Ankara has not abandoned its Plan B based on a confederation in Cyprus, which was brought onto the agenda by the Turkish Minister of Foreign Affairs, Mevlut Cavusoglu during one of his recent visits to North Cyprus and a meeting with Turkish Cypriot President Mustafa Akinci and political party leaders, writes Cüneyt Oruç for Turkish Cypriot daily’Star Kibris’.
Under the headline “The Greek Cypriot game is being spoiled”, Oruç refers to information published in the Greek Cypriot press regarding the UN Secretary-General Atonio Guterres’ special envoy to Cyprus – Jane Lute’s visit and the reference that Guterres’ expects an agreement to be reached between the two Cypriot communities on how they will bridge the differences in all six points of his Framework before launching the resumption of the Cyprus negotiations. The columnist interprets this as acceptance by the UN of Foreign Minister Kudret Ozersay’s position that the negotiating process cannot resume from the point it has been left when it came to a deadlock. Oruç argues the following:
“[…] In a sense, this means that the Greek Cypriots could not take the negotiations to the point where they wanted to drag them on, or rather it is tantamount to the fact that the game plan of the south has been spoiled. The Greek Cypriot press, which alleges that the Greek Cypriot side wishes a meeting to be arranged with Akinci through [UNSG’s] good offices mission, argued, however, that the Turkish Cypriot side does not seem willing to do this. In fact, we had started receiving signs of this in the recent statements made by President Akinci. Although the third guarantor power, Britain, says that ‘the bi-communal bi-zonal federation is the best solution’, many things have changed.
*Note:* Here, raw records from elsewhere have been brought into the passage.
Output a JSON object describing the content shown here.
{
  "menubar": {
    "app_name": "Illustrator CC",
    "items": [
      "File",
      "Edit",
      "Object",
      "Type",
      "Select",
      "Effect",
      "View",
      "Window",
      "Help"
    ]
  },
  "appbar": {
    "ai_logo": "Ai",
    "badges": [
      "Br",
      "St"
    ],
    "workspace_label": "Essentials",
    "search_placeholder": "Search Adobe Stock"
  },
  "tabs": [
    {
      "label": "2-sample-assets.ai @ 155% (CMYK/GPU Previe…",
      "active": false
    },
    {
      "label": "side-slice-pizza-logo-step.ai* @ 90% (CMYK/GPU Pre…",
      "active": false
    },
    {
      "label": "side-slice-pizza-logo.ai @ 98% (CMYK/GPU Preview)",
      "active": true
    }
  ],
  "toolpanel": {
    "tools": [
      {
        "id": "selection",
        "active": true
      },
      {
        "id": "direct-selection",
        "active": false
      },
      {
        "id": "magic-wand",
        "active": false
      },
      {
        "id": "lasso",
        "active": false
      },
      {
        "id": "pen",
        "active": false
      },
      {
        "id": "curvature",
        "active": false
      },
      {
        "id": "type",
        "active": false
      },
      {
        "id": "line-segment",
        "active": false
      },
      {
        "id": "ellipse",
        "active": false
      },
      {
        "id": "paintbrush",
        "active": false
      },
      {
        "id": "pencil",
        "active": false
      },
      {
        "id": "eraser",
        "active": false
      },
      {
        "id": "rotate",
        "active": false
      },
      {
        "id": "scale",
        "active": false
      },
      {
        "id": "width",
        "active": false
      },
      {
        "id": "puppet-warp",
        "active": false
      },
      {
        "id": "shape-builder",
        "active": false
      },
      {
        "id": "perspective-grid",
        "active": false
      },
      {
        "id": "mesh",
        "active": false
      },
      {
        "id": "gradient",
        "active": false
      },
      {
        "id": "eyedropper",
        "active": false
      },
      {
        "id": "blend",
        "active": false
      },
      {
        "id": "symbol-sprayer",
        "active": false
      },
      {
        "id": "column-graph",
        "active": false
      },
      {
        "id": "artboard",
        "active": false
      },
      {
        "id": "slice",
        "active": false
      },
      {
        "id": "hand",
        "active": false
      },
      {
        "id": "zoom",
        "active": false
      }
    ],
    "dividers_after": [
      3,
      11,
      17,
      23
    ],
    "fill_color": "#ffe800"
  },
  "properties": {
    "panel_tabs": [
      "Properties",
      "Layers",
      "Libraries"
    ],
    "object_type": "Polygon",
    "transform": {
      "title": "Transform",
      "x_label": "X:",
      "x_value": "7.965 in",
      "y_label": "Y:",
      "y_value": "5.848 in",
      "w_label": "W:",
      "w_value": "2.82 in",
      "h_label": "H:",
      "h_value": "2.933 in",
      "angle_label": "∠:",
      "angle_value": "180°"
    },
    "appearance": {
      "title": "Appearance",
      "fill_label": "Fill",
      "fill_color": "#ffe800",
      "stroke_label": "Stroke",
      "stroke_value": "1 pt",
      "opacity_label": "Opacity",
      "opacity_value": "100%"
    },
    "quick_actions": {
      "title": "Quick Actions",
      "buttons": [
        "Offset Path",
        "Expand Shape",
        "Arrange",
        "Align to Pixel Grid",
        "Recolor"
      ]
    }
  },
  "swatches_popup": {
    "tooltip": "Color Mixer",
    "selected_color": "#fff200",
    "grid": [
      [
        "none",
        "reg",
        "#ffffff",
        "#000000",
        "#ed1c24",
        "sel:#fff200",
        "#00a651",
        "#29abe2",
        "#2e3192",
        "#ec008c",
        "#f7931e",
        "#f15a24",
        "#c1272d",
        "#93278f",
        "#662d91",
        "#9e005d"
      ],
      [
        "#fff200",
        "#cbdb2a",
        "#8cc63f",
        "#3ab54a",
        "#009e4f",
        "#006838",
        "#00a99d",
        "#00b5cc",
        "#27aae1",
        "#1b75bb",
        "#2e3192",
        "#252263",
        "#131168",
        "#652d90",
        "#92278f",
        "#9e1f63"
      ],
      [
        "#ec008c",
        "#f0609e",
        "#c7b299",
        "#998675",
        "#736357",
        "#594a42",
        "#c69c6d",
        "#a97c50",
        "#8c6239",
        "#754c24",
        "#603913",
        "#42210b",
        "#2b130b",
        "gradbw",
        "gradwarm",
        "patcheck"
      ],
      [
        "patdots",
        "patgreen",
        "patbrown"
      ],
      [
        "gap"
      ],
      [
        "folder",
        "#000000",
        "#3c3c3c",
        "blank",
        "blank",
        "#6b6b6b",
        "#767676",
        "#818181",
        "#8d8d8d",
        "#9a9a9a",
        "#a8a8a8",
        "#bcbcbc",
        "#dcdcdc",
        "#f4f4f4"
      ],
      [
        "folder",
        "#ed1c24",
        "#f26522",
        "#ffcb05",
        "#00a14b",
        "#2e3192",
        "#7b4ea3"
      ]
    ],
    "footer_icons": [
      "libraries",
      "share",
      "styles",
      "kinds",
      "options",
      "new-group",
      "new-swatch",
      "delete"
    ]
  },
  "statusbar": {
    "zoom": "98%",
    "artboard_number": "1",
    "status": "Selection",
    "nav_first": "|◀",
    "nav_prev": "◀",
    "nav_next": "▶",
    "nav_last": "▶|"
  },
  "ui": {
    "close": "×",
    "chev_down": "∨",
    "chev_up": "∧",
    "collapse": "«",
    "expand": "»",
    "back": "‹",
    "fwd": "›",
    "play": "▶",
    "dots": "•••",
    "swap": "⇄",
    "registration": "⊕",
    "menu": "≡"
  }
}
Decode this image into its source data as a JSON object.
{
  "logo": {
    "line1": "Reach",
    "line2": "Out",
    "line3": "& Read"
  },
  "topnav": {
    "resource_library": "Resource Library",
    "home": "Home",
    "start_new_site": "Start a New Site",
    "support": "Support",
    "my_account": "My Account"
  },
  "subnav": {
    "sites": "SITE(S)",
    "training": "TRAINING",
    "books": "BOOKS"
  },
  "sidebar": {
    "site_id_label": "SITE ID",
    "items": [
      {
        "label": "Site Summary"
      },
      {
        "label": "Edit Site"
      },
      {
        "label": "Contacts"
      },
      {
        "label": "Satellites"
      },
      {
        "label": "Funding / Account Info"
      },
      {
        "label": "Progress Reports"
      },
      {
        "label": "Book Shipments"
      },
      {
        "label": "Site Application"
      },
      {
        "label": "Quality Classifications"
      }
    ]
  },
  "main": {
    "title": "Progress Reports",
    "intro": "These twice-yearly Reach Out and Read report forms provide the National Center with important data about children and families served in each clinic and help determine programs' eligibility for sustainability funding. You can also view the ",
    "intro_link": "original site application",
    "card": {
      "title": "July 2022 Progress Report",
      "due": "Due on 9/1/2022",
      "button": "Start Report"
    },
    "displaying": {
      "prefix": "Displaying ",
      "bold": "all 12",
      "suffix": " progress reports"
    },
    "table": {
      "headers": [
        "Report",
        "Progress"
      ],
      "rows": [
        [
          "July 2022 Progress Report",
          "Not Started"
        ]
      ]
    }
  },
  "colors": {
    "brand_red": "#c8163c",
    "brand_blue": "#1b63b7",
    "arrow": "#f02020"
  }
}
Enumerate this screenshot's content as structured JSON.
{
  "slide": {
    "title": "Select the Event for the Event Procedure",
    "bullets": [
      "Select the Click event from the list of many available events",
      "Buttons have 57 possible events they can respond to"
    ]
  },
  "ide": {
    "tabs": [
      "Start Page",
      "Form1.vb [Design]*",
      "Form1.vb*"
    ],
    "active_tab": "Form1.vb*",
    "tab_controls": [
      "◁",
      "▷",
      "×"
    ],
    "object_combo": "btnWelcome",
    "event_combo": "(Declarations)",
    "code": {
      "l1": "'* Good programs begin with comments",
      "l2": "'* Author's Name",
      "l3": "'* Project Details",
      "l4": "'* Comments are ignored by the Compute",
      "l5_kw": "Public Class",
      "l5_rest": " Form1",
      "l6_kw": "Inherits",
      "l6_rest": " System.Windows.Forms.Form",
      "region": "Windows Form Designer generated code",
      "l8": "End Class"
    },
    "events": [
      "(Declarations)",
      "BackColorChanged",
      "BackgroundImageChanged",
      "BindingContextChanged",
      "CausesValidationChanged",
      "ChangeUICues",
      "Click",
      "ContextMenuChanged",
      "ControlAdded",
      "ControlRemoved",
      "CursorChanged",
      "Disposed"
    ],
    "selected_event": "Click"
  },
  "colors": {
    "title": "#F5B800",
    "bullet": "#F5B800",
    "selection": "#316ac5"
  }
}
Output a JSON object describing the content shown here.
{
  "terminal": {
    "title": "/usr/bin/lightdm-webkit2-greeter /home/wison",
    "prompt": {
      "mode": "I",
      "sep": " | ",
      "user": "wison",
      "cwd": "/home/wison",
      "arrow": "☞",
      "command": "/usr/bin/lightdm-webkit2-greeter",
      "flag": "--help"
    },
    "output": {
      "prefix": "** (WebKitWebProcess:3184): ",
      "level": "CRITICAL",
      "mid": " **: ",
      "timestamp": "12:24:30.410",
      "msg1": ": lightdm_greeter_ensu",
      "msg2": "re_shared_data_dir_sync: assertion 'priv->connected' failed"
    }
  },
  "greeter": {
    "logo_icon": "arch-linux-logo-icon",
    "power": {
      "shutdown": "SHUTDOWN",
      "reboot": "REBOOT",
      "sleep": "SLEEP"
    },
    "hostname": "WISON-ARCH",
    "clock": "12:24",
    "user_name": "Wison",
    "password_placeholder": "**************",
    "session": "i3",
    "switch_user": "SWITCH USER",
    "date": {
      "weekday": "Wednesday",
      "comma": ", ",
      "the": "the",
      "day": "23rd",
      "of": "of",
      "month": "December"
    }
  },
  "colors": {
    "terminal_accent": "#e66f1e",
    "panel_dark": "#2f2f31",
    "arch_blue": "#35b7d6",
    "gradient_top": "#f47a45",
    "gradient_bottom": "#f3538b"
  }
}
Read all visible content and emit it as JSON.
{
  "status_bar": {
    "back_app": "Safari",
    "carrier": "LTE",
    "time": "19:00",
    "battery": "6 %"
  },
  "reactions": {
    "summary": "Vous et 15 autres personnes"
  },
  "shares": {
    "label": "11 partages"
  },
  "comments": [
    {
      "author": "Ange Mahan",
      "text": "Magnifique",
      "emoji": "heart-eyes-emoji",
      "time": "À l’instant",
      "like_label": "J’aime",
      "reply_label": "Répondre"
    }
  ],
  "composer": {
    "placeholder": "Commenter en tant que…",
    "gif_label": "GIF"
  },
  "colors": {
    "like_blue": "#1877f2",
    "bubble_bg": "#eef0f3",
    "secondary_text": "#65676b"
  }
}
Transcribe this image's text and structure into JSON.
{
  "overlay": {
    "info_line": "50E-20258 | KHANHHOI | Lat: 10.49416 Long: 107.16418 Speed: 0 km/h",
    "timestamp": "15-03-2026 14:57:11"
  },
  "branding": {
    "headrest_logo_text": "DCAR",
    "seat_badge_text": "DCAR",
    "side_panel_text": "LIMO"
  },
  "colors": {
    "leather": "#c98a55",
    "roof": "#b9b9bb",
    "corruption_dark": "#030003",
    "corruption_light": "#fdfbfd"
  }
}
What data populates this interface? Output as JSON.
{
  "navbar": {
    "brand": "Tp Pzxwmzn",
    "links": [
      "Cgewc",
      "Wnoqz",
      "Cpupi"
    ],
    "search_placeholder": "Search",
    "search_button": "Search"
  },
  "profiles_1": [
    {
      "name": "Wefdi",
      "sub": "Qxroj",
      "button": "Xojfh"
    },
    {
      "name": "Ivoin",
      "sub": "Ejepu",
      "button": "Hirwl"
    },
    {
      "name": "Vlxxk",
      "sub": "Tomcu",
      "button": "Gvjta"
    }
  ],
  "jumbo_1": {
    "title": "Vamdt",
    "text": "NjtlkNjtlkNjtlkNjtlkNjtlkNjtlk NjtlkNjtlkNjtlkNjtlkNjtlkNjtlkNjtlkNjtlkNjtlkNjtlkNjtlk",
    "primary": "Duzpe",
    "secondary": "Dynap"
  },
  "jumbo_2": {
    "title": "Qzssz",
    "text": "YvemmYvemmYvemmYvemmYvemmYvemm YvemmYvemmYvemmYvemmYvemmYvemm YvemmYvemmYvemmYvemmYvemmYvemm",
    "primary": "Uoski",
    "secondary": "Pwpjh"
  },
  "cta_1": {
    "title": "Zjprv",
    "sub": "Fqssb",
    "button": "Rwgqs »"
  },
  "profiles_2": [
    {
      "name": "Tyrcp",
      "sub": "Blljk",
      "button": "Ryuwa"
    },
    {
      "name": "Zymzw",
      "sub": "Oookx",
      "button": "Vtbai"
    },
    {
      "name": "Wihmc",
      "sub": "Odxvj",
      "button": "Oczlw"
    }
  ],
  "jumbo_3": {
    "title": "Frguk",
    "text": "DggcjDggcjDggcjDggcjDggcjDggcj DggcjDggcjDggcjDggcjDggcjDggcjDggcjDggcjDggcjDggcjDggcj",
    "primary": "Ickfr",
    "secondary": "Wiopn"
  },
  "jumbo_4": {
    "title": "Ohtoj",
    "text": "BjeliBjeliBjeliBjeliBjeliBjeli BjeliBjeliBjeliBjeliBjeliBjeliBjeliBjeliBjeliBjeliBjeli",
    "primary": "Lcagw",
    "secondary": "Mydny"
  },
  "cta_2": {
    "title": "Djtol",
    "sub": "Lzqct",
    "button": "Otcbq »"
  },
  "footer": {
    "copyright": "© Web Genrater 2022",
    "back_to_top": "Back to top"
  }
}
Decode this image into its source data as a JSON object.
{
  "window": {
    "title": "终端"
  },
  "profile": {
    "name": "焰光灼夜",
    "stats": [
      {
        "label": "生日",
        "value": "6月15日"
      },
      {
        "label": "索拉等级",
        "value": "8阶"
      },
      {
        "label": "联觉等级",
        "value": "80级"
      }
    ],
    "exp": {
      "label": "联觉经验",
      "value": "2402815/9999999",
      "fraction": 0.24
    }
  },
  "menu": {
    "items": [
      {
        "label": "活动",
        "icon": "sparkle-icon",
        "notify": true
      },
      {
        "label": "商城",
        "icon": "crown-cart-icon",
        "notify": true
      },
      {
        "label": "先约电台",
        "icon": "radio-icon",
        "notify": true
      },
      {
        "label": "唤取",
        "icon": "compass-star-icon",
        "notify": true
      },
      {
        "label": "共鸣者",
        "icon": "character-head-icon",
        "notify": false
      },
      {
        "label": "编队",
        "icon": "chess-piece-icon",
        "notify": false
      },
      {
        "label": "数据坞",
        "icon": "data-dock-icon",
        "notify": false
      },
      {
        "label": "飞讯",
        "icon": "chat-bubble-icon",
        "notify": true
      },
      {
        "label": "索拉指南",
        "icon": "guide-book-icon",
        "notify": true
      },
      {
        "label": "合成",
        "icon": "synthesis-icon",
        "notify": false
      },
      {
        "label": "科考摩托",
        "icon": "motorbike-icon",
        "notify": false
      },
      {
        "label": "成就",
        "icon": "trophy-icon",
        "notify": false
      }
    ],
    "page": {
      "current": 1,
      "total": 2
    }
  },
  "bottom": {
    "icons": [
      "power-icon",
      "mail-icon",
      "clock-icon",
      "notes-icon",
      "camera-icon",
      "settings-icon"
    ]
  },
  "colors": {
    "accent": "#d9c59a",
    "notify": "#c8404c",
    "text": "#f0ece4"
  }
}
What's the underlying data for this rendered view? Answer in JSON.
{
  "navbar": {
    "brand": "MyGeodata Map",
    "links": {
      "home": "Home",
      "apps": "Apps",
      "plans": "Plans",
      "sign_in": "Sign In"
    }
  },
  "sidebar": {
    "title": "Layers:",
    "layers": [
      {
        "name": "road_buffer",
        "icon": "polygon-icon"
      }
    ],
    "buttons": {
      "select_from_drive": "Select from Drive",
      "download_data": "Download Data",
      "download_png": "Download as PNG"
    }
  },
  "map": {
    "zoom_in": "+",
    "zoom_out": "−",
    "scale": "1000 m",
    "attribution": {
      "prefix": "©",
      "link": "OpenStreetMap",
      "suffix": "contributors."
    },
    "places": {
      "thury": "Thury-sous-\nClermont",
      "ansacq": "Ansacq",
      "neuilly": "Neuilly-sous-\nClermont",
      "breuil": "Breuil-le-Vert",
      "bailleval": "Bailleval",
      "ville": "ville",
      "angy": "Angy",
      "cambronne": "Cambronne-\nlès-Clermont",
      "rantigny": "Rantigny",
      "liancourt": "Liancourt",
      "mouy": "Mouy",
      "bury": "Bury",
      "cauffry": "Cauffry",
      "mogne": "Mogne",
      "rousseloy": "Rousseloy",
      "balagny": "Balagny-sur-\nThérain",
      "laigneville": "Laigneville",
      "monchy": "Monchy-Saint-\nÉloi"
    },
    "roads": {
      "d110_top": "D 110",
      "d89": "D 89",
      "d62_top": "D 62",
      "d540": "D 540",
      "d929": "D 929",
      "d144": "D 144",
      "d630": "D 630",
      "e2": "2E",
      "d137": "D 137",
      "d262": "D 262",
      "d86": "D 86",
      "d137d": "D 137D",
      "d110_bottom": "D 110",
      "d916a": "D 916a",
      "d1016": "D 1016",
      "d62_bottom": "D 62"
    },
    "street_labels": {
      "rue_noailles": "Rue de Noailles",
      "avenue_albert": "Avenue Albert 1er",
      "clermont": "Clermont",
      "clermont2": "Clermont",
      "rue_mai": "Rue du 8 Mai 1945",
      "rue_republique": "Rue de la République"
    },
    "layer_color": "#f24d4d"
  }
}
“Even though Turkish Foreign Minister Cavusoglu has not openly discussed the issue during his recent visit, Ankara has not abandoned its Plan B based on the ‘confederation’ that he had brought onto the agenda during his previous visit. Just like Lute’s diplomatic initiatives will not be enough for the re-establishment of the negotiating table, it does not seem that the Cyprus problem will be discussed on its old platform within the forthcoming days. We are approaching the end of a half century-long negotiating marathon. Everybody should see this and form his policy accordingly.”